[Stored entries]

=== Begin Enclosure ===

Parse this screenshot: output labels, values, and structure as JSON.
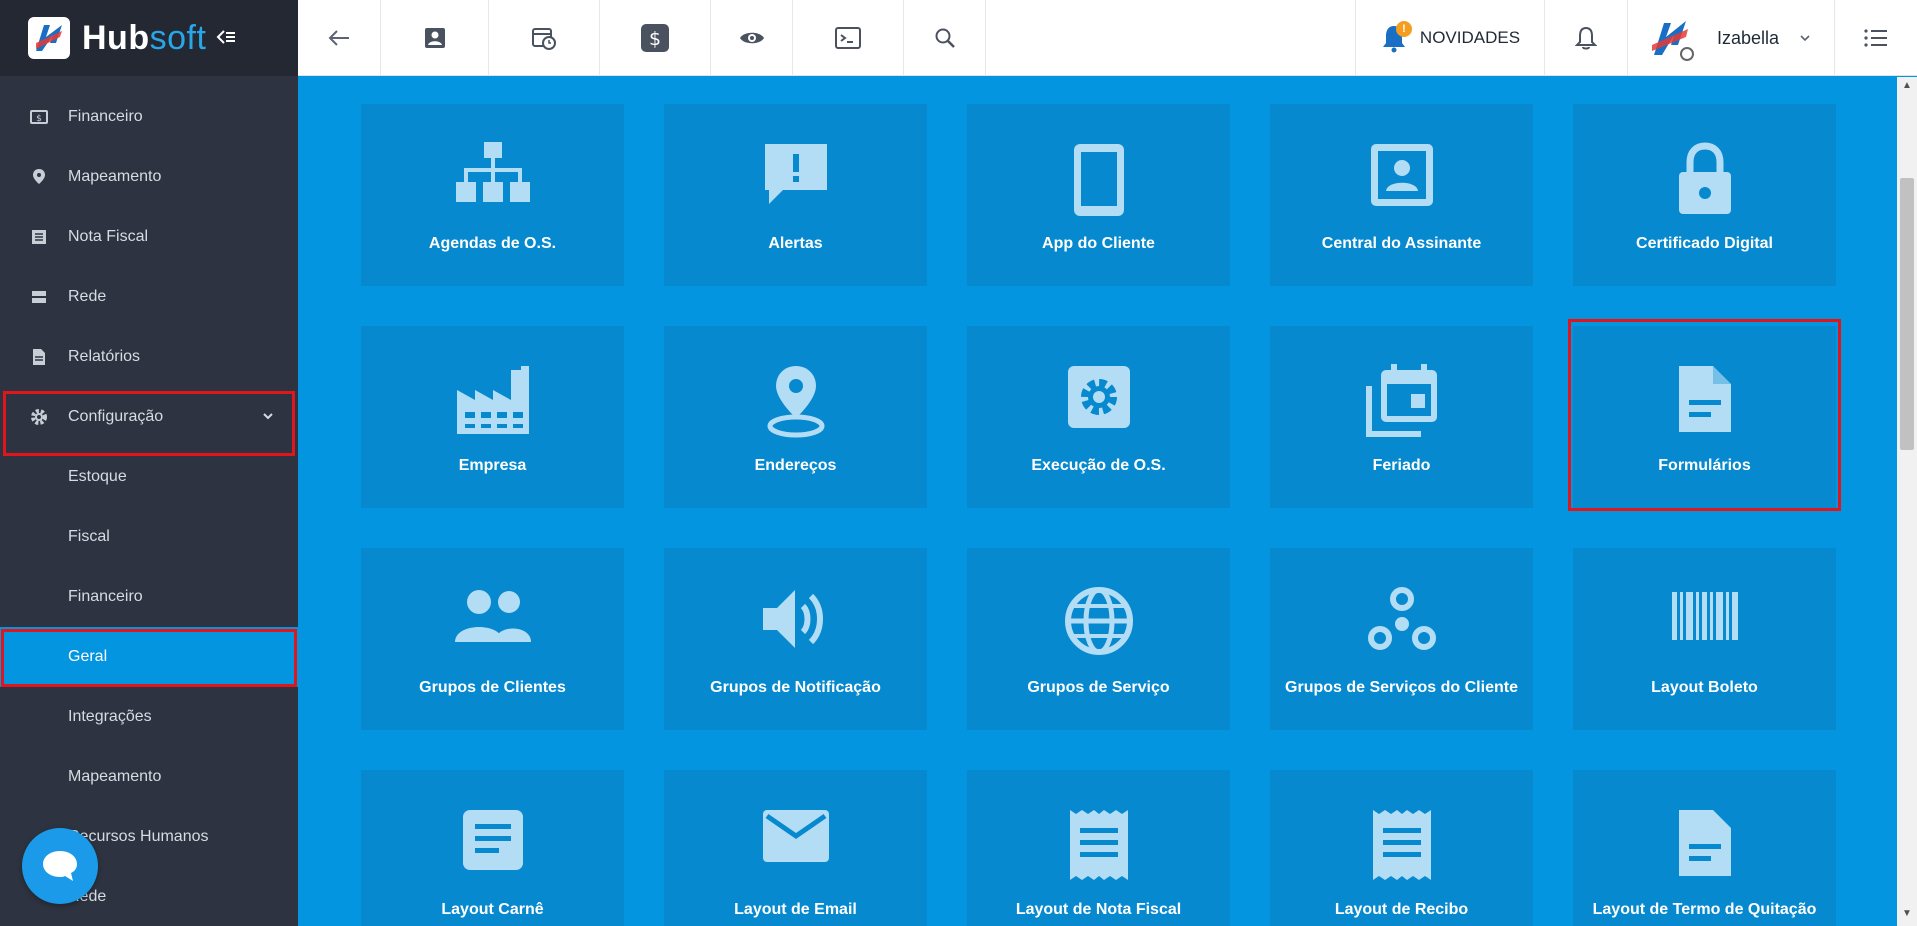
{
  "brand": {
    "name_part1": "Hub",
    "name_part2": "soft"
  },
  "sidebar": {
    "items": [
      {
        "label": "Financeiro"
      },
      {
        "label": "Mapeamento"
      },
      {
        "label": "Nota Fiscal"
      },
      {
        "label": "Rede"
      },
      {
        "label": "Relatórios"
      },
      {
        "label": "Configuração"
      }
    ],
    "subitems": [
      {
        "label": "Estoque"
      },
      {
        "label": "Fiscal"
      },
      {
        "label": "Financeiro"
      },
      {
        "label": "Geral"
      },
      {
        "label": "Integrações"
      },
      {
        "label": "Mapeamento"
      },
      {
        "label": "Recursos Humanos"
      },
      {
        "label": "Rede"
      }
    ]
  },
  "topbar": {
    "novidades_label": "NOVIDADES",
    "novidades_badge": "!",
    "user_name": "Izabella"
  },
  "tiles": [
    {
      "label": "Agendas de O.S.",
      "icon": "sitemap-icon"
    },
    {
      "label": "Alertas",
      "icon": "alert-message-icon"
    },
    {
      "label": "App do Cliente",
      "icon": "smartphone-icon"
    },
    {
      "label": "Central do Assinante",
      "icon": "portrait-icon"
    },
    {
      "label": "Certificado Digital",
      "icon": "lock-icon"
    },
    {
      "label": "Empresa",
      "icon": "factory-icon"
    },
    {
      "label": "Endereços",
      "icon": "location-pin-icon"
    },
    {
      "label": "Execução de O.S.",
      "icon": "gear-box-icon"
    },
    {
      "label": "Feriado",
      "icon": "calendar-stack-icon"
    },
    {
      "label": "Formulários",
      "icon": "document-icon"
    },
    {
      "label": "Grupos de Clientes",
      "icon": "people-icon"
    },
    {
      "label": "Grupos de Notificação",
      "icon": "speaker-icon"
    },
    {
      "label": "Grupos de Serviço",
      "icon": "globe-icon"
    },
    {
      "label": "Grupos de Serviços do Cliente",
      "icon": "circles-icon"
    },
    {
      "label": "Layout Boleto",
      "icon": "barcode-icon"
    },
    {
      "label": "Layout Carnê",
      "icon": "note-icon"
    },
    {
      "label": "Layout de Email",
      "icon": "email-icon"
    },
    {
      "label": "Layout de Nota Fiscal",
      "icon": "receipt-icon"
    },
    {
      "label": "Layout de Recibo",
      "icon": "receipt-icon"
    },
    {
      "label": "Layout de Termo de Quitação",
      "icon": "document-icon"
    }
  ],
  "colors": {
    "accent": "#0395e0",
    "tile": "#0689cf",
    "icon": "#b3dcf5",
    "highlight": "#e0161d",
    "sidebar": "#2d3340"
  }
}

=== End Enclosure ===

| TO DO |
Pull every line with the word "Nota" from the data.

| OUTPUT OF THE TASK |
        "label": "Nota Fiscal"
      "label": "Layout de Nota Fiscal",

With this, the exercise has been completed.